### SUPPLIED DATA
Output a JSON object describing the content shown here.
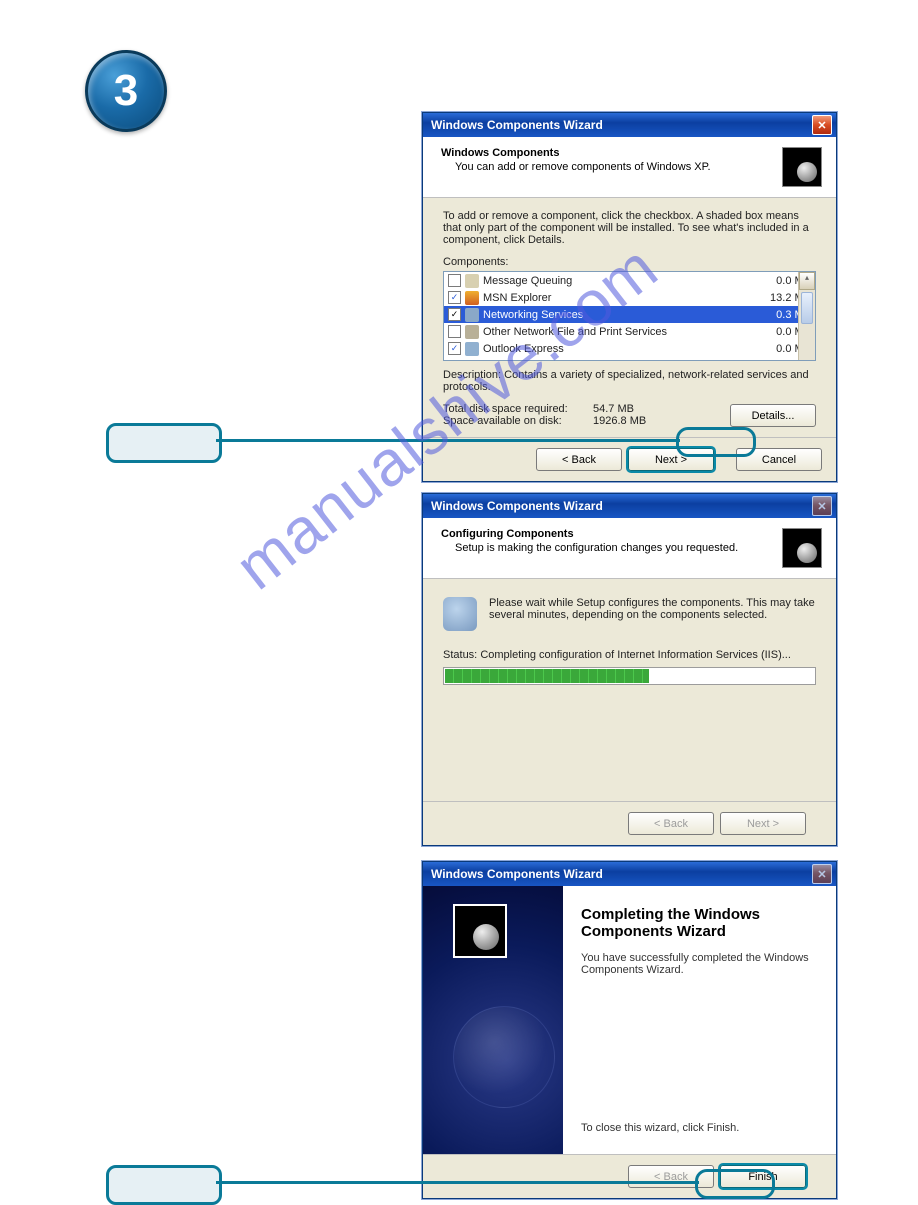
{
  "step_number": "3",
  "watermark": "manualshive.com",
  "callouts": {
    "pill1": "",
    "pill2": ""
  },
  "wizard1": {
    "title": "Windows Components Wizard",
    "heading": "Windows Components",
    "subheading": "You can add or remove components of Windows XP.",
    "instructions": "To add or remove a component, click the checkbox. A shaded box means that only part of the component will be installed. To see what's included in a component, click Details.",
    "components_label": "Components:",
    "components": [
      {
        "checked": false,
        "name": "Message Queuing",
        "size": "0.0 MB"
      },
      {
        "checked": true,
        "name": "MSN Explorer",
        "size": "13.2 MB"
      },
      {
        "checked": true,
        "name": "Networking Services",
        "size": "0.3 MB",
        "selected": true
      },
      {
        "checked": false,
        "name": "Other Network File and Print Services",
        "size": "0.0 MB"
      },
      {
        "checked": true,
        "name": "Outlook Express",
        "size": "0.0 MB"
      }
    ],
    "description_label": "Description:",
    "description_text": "Contains a variety of specialized, network-related services and protocols.",
    "total_label": "Total disk space required:",
    "total_value": "54.7 MB",
    "avail_label": "Space available on disk:",
    "avail_value": "1926.8 MB",
    "details_btn": "Details...",
    "back_btn": "< Back",
    "next_btn": "Next >",
    "cancel_btn": "Cancel"
  },
  "wizard2": {
    "title": "Windows Components Wizard",
    "heading": "Configuring Components",
    "subheading": "Setup is making the configuration changes you requested.",
    "wait_text": "Please wait while Setup configures the components. This may take several minutes, depending on the components selected.",
    "status_label": "Status:",
    "status_text": "Completing configuration of Internet Information Services (IIS)...",
    "back_btn": "< Back",
    "next_btn": "Next >"
  },
  "wizard3": {
    "title": "Windows Components Wizard",
    "heading": "Completing the Windows Components Wizard",
    "body": "You have successfully completed the Windows Components Wizard.",
    "close_hint": "To close this wizard, click Finish.",
    "back_btn": "< Back",
    "finish_btn": "Finish"
  }
}
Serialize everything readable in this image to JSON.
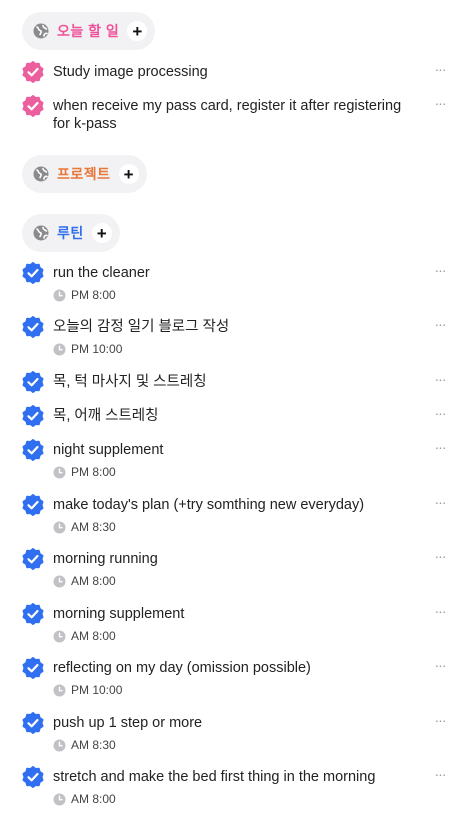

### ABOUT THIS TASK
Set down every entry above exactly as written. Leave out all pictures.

### OUTPUT FOR THIS EXERCISE
Output a JSON object describing the content shown here.
{
  "step_number": "3",
  "watermark": "manualshive.com",
  "callouts": {
    "pill1": "",
    "pill2": ""
  },
  "wizard1": {
    "title": "Windows Components Wizard",
    "heading": "Windows Components",
    "subheading": "You can add or remove components of Windows XP.",
    "instructions": "To add or remove a component, click the checkbox. A shaded box means that only part of the component will be installed. To see what's included in a component, click Details.",
    "components_label": "Components:",
    "components": [
      {
        "checked": false,
        "name": "Message Queuing",
        "size": "0.0 MB"
      },
      {
        "checked": true,
        "name": "MSN Explorer",
        "size": "13.2 MB"
      },
      {
        "checked": true,
        "name": "Networking Services",
        "size": "0.3 MB",
        "selected": true
      },
      {
        "checked": false,
        "name": "Other Network File and Print Services",
        "size": "0.0 MB"
      },
      {
        "checked": true,
        "name": "Outlook Express",
        "size": "0.0 MB"
      }
    ],
    "description_label": "Description:",
    "description_text": "Contains a variety of specialized, network-related services and protocols.",
    "total_label": "Total disk space required:",
    "total_value": "54.7 MB",
    "avail_label": "Space available on disk:",
    "avail_value": "1926.8 MB",
    "details_btn": "Details...",
    "back_btn": "< Back",
    "next_btn": "Next >",
    "cancel_btn": "Cancel"
  },
  "wizard2": {
    "title": "Windows Components Wizard",
    "heading": "Configuring Components",
    "subheading": "Setup is making the configuration changes you requested.",
    "wait_text": "Please wait while Setup configures the components. This may take several minutes, depending on the components selected.",
    "status_label": "Status:",
    "status_text": "Completing configuration of Internet Information Services (IIS)...",
    "back_btn": "< Back",
    "next_btn": "Next >"
  },
  "wizard3": {
    "title": "Windows Components Wizard",
    "heading": "Completing the Windows Components Wizard",
    "body": "You have successfully completed the Windows Components Wizard.",
    "close_hint": "To close this wizard, click Finish.",
    "back_btn": "< Back",
    "finish_btn": "Finish"
  }
}
Serialize everything readable in this image to JSON.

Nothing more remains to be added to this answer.